27 Sep What Every Construction Company Should Know About Excavation Safety
What Every Construction Company Should Know About Excavation Safety
It’s no accident that companies are increasingly becoming aware of the importance of instituting safety in the workplace. They know that investing in the health and safety of the worksite means investing in both the well-being of their employees and the interests of the business. Studies have shown how the safest worksites are also the most productive and, therefore, the most profitable ones. This is because establishing best practices results in a workflow that minimises costly accidents, mistakes and delays and ensures processes and outcomes will meet high-quality standards.
In hazardous industries such as the building and construction sector, occupational safety and health policies are highly prioritised, as dangers to health and life are inherently present daily in their line of work. Special precaution is placed on some tasks and processes that can be specifically challenging to undertake, even for seasoned professionals. Government bodies and industry authorities develop safety standards focused on these types of work, and policies and legislation are often updated to keep up to date with the changing needs of the industry.
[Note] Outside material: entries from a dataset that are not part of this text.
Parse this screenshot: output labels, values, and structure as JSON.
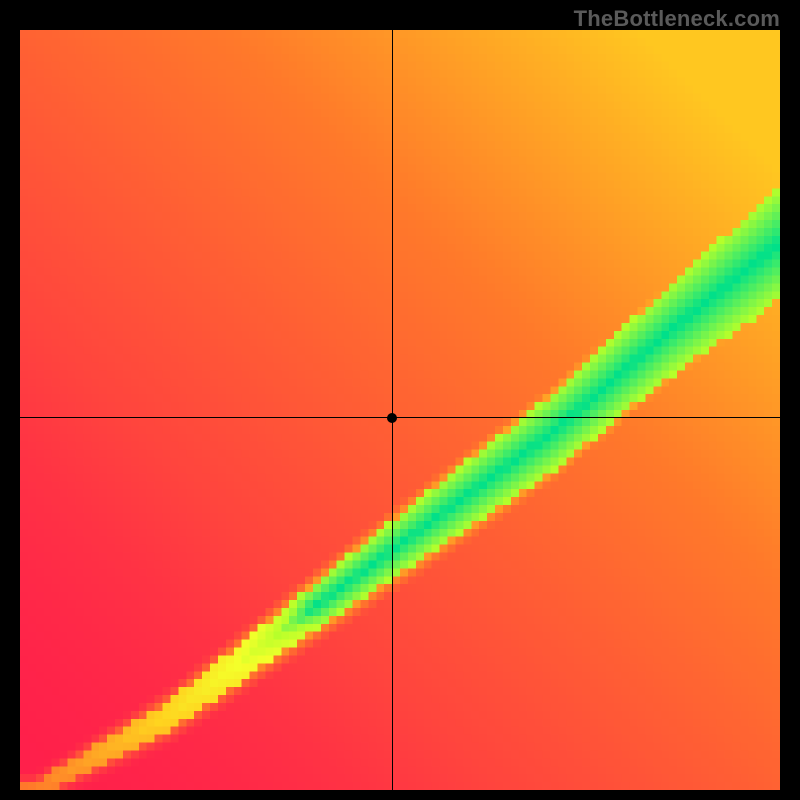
{
  "watermark": "TheBottleneck.com",
  "chart_data": {
    "type": "heatmap",
    "title": "",
    "xlabel": "",
    "ylabel": "",
    "xlim": [
      0,
      1
    ],
    "ylim": [
      0,
      1
    ],
    "grid": false,
    "legend": false,
    "marker": {
      "x": 0.49,
      "y": 0.49
    },
    "crosshair": {
      "x": 0.49,
      "y": 0.49
    },
    "color_stops": [
      {
        "value": 0.0,
        "color": "#ff1f4b"
      },
      {
        "value": 0.4,
        "color": "#ff7a2a"
      },
      {
        "value": 0.65,
        "color": "#ffd21f"
      },
      {
        "value": 0.82,
        "color": "#f4ff2a"
      },
      {
        "value": 0.92,
        "color": "#b7ff2a"
      },
      {
        "value": 1.0,
        "color": "#00e08a"
      }
    ],
    "ridge": {
      "description": "Green optimal band runs diagonally from bottom-left to upper-right, centered roughly along y ≈ 0.72·x − 0.02 (in [0,1] axis units), widening toward the top-right.",
      "anchors_xy": [
        [
          0.02,
          0.0
        ],
        [
          0.2,
          0.1
        ],
        [
          0.4,
          0.25
        ],
        [
          0.55,
          0.36
        ],
        [
          0.7,
          0.47
        ],
        [
          0.85,
          0.6
        ],
        [
          1.0,
          0.72
        ]
      ],
      "half_width_at_x": [
        [
          0.02,
          0.01
        ],
        [
          0.3,
          0.025
        ],
        [
          0.6,
          0.045
        ],
        [
          0.85,
          0.06
        ],
        [
          1.0,
          0.075
        ]
      ]
    },
    "grid_resolution": 96
  }
}
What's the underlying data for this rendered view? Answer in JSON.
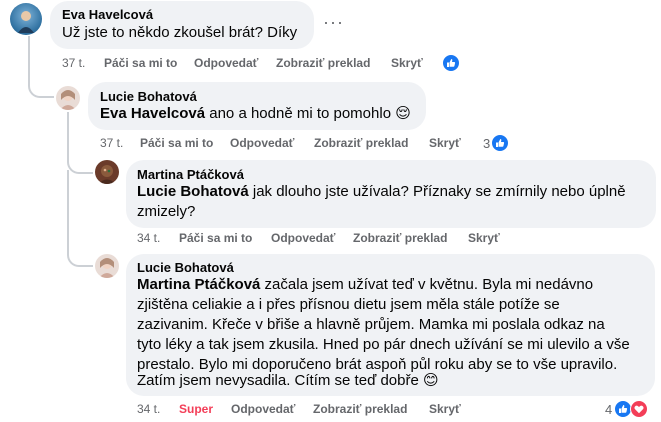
{
  "comments": [
    {
      "author": "Eva Havelcová",
      "text": "Už jste to někdo zkoušel brát? Díky",
      "actions": {
        "time": "37 t.",
        "like": "Páči sa mi to",
        "reply": "Odpovedať",
        "translate": "Zobraziť preklad",
        "hide": "Skryť"
      },
      "reactions": {
        "types": [
          "like"
        ],
        "count": ""
      }
    },
    {
      "author": "Lucie Bohatová",
      "mention": "Eva Havelcová",
      "text": " ano a hodně mi to pomohlo 😌",
      "actions": {
        "time": "37 t.",
        "like": "Páči sa mi to",
        "reply": "Odpovedať",
        "translate": "Zobraziť preklad",
        "hide": "Skryť"
      },
      "reactions": {
        "types": [
          "like"
        ],
        "count": "3"
      }
    },
    {
      "author": "Martina Ptáčková",
      "mention": "Lucie Bohatová",
      "text_line1": " jak dlouho jste užívala? Příznaky se zmírnily nebo úplně",
      "text_line2": "zmizely?",
      "actions": {
        "time": "34 t.",
        "like": "Páči sa mi to",
        "reply": "Odpovedať",
        "translate": "Zobraziť preklad",
        "hide": "Skryť"
      }
    },
    {
      "author": "Lucie Bohatová",
      "mention": "Martina Ptáčková",
      "lines": [
        " začala jsem užívat teď v květnu. Byla mi nedávno",
        "zjištěna celiakie a i přes přísnou dietu jsem měla stále potíže se",
        "zazivanim. Křeče v břiše a hlavně průjem. Mamka mi poslala odkaz na",
        "tyto léky a tak jsem zkusila. Hned po pár dnech užívání se mi ulevilo a vše",
        "prestalo. Bylo mi doporučeno brát aspoň půl roku aby se to vše upravilo.",
        "Zatím jsem nevysadila. Cítím se teď dobře 😊"
      ],
      "actions": {
        "time": "34 t.",
        "like": "Super",
        "reply": "Odpovedať",
        "translate": "Zobraziť preklad",
        "hide": "Skryť"
      },
      "reactions": {
        "types": [
          "like",
          "love"
        ],
        "count": "4"
      }
    }
  ],
  "more_menu": "···",
  "colors": {
    "bubble": "#f0f2f5",
    "like_blue": "#1877f2",
    "love_red": "#f33e58",
    "meta_gray": "#65676b",
    "thread_line": "#ccd0d5"
  }
}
A good example of this is the work done in excavation sites. Excavation safety policies are developed to ensure that incidents that can endanger workers, such as being hit by falling debris or inhaling health-threatening particles, are minimised, if not totally eliminated. Excavation accidents have claimed numerous lives, so businesses and governments are continuously working together to significantly lower the statistics.
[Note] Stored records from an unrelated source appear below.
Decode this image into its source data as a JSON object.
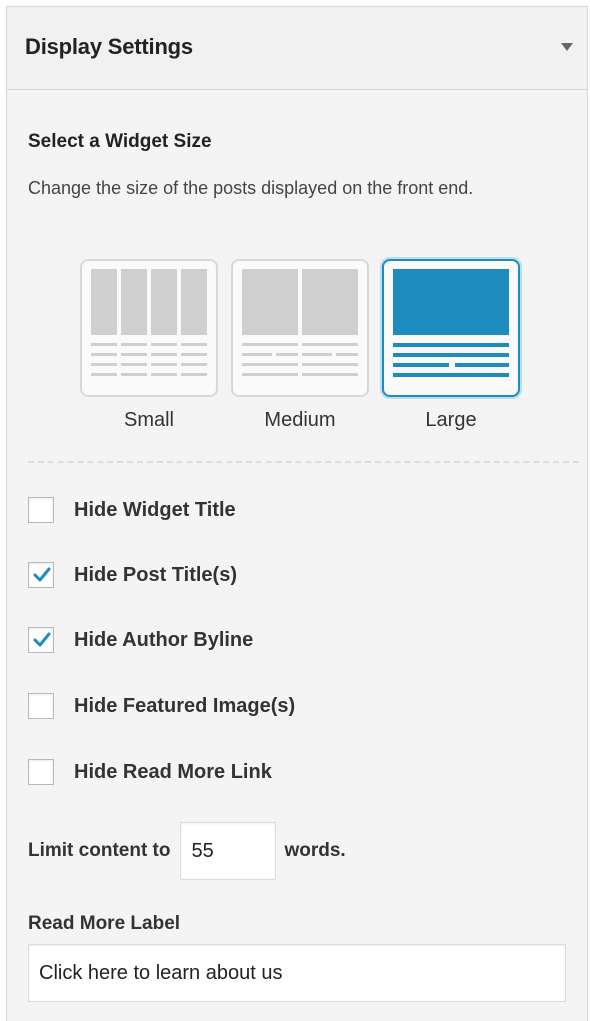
{
  "panel": {
    "title": "Display Settings"
  },
  "widget_size": {
    "heading": "Select a Widget Size",
    "description": "Change the size of the posts displayed on the front end.",
    "options": [
      {
        "label": "Small",
        "selected": false
      },
      {
        "label": "Medium",
        "selected": false
      },
      {
        "label": "Large",
        "selected": true
      }
    ]
  },
  "checkboxes": [
    {
      "label": "Hide Widget Title",
      "checked": false
    },
    {
      "label": "Hide Post Title(s)",
      "checked": true
    },
    {
      "label": "Hide Author Byline",
      "checked": true
    },
    {
      "label": "Hide Featured Image(s)",
      "checked": false
    },
    {
      "label": "Hide Read More Link",
      "checked": false
    }
  ],
  "limit": {
    "label": "Limit content to",
    "value": "55",
    "suffix": "words."
  },
  "read_more": {
    "heading": "Read More Label",
    "value": "Click here to learn about us"
  },
  "colors": {
    "accent": "#1e8cbe",
    "thumb_gray": "#cfcfcf"
  }
}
The following are proven best practices to implement when working in an excavation site:
– Lay down the safety rules for each project in a clear, consistent manner. Workers must fully understand the concepts behind safety procedures. They should be well-trained in the proper handling of equipment, accident prevention and proper emergency response.
– Follow the standard operating procedures when excavating beyond 4 feet. In such cases, precautions for confined spaces, such as the consistent monitoring of breathable air conditions, should be implemented.
– Cave-ins are one of the most fatal accidents that can happen in an excavation. To prevent this, safety elements such as barriers and flashing lights should be placed accordingly, and materials that may cause a cave-in or block the exits in case such an accident happens should be removed. Emergency exit equipment such as ladders and ramps should be within access.
– Safety teams including work permit checkers, safety audit personnel and a fully equipped search and rescue team should be assigned whenever there is excavation work.
– Ensure all workers are wearing their required safety gears correctly every time they report for work.